Search the records for the word "Казани" and pick out every line that has it.

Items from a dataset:
- Opening Delimiter -
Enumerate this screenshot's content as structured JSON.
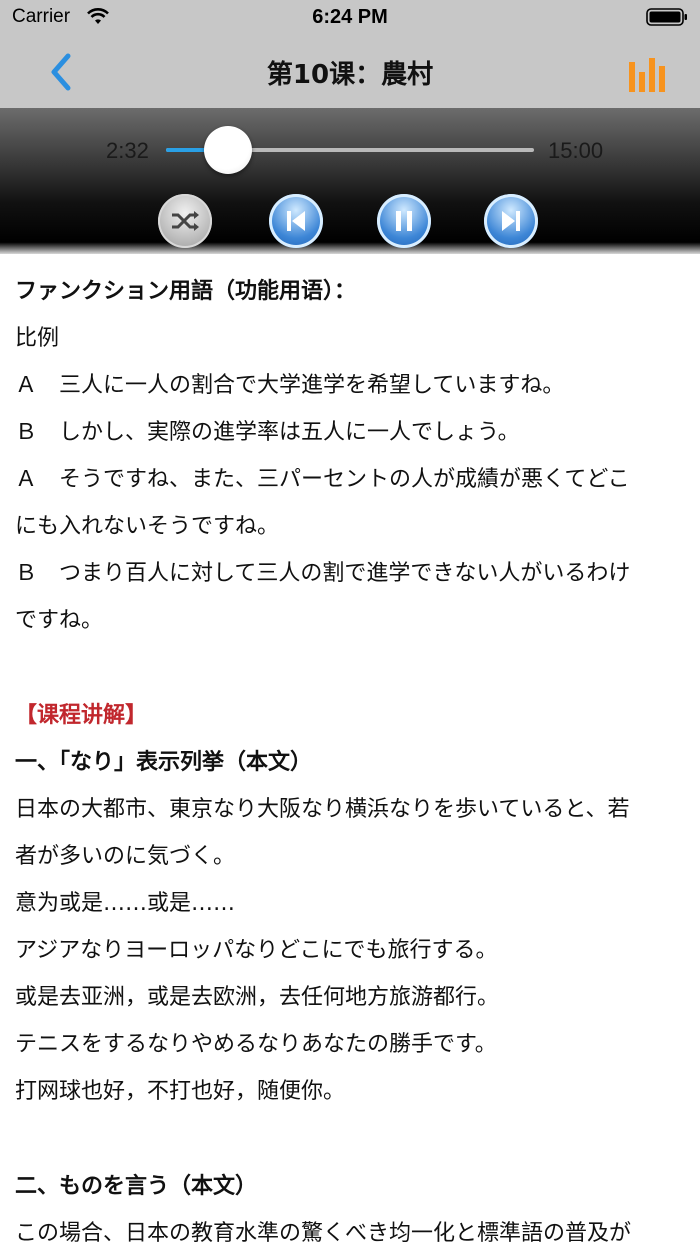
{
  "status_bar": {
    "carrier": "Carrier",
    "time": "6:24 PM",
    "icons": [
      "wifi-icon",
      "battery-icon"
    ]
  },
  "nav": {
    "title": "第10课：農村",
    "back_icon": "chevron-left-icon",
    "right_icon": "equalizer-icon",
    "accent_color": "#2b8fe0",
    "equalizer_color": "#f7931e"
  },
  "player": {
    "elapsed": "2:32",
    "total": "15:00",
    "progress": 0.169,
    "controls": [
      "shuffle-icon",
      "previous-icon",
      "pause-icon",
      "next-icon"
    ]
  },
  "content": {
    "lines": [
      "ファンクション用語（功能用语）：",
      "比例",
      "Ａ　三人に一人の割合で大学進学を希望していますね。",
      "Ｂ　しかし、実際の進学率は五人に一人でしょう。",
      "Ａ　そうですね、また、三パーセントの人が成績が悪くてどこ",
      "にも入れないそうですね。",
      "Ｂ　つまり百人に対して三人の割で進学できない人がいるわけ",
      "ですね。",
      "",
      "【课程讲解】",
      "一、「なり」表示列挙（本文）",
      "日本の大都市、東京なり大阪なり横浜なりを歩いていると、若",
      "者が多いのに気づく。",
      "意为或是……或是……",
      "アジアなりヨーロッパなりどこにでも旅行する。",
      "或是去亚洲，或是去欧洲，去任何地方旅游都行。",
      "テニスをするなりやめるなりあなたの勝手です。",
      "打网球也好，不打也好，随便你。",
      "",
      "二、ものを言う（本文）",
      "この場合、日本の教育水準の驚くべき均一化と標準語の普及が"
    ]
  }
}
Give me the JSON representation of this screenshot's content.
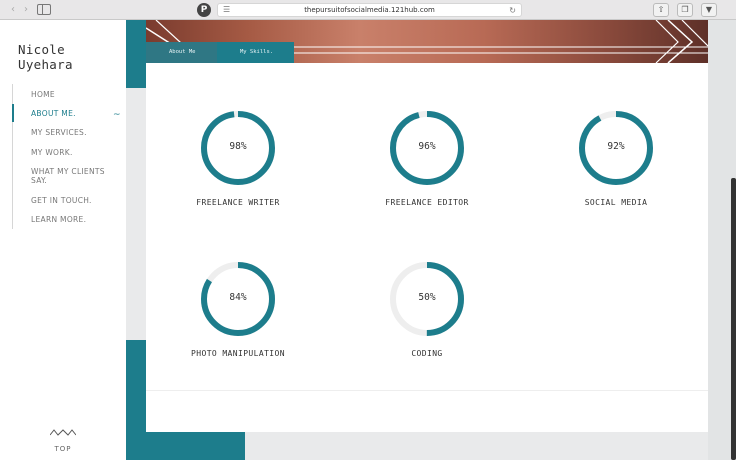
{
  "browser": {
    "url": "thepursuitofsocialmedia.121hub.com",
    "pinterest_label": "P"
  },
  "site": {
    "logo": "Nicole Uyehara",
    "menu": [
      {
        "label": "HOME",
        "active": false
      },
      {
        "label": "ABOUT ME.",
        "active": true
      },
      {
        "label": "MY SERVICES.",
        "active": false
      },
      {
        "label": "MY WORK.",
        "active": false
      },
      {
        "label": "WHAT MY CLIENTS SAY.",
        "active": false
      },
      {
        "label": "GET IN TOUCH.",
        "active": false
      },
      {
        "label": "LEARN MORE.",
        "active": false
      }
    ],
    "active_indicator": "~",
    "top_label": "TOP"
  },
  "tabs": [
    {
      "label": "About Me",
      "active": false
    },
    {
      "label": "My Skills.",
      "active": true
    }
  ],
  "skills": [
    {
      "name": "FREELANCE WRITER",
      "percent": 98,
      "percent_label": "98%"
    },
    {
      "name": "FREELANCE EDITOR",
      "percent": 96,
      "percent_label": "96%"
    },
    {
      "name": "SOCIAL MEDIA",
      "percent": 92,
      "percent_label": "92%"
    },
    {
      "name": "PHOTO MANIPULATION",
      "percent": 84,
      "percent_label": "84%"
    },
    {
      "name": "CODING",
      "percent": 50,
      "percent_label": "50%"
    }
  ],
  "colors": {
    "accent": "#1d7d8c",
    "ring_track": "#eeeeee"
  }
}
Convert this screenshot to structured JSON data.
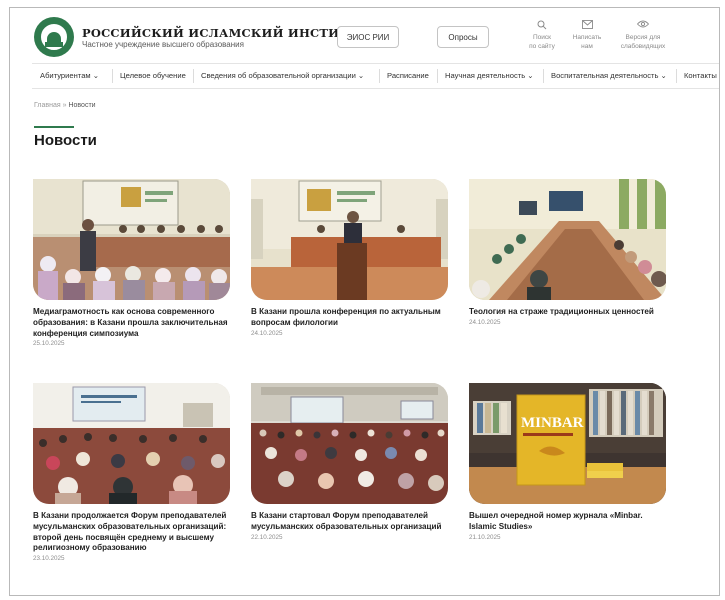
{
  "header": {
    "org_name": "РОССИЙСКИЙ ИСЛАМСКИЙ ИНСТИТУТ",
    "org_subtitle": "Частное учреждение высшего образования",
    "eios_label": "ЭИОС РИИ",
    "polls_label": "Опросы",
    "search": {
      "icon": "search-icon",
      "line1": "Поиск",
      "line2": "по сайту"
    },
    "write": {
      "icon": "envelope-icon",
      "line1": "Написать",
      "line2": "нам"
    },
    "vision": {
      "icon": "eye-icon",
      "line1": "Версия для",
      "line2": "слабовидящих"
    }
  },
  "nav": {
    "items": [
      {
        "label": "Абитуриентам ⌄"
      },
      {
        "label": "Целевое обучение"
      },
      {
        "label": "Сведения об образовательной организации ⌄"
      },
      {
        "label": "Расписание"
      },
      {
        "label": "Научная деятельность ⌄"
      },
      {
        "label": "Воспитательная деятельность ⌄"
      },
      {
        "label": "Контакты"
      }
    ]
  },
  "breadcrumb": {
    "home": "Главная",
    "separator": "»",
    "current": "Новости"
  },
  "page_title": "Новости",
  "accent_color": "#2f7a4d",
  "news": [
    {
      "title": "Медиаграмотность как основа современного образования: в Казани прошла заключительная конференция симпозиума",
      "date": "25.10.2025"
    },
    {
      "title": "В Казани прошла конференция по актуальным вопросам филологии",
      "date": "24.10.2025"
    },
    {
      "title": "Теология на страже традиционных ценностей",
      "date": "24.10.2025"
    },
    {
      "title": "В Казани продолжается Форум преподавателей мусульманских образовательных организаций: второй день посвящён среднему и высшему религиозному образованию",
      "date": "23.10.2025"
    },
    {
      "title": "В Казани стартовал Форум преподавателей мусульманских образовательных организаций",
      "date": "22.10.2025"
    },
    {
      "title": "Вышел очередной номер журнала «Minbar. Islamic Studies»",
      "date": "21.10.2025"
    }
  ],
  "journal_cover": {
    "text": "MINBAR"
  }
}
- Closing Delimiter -
> **Exercise response**
      "title": "Медиаграмотность как основа современного образования: в Казани прошла заключительная конференция симпозиума",
      "title": "В Казани прошла конференция по актуальным вопросам филологии",
      "title": "В Казани продолжается Форум преподавателей мусульманских образовательных организаций: второй день посвящён среднему и высшему религиозному образованию",
      "title": "В Казани стартовал Форум преподавателей мусульманских образовательных организаций",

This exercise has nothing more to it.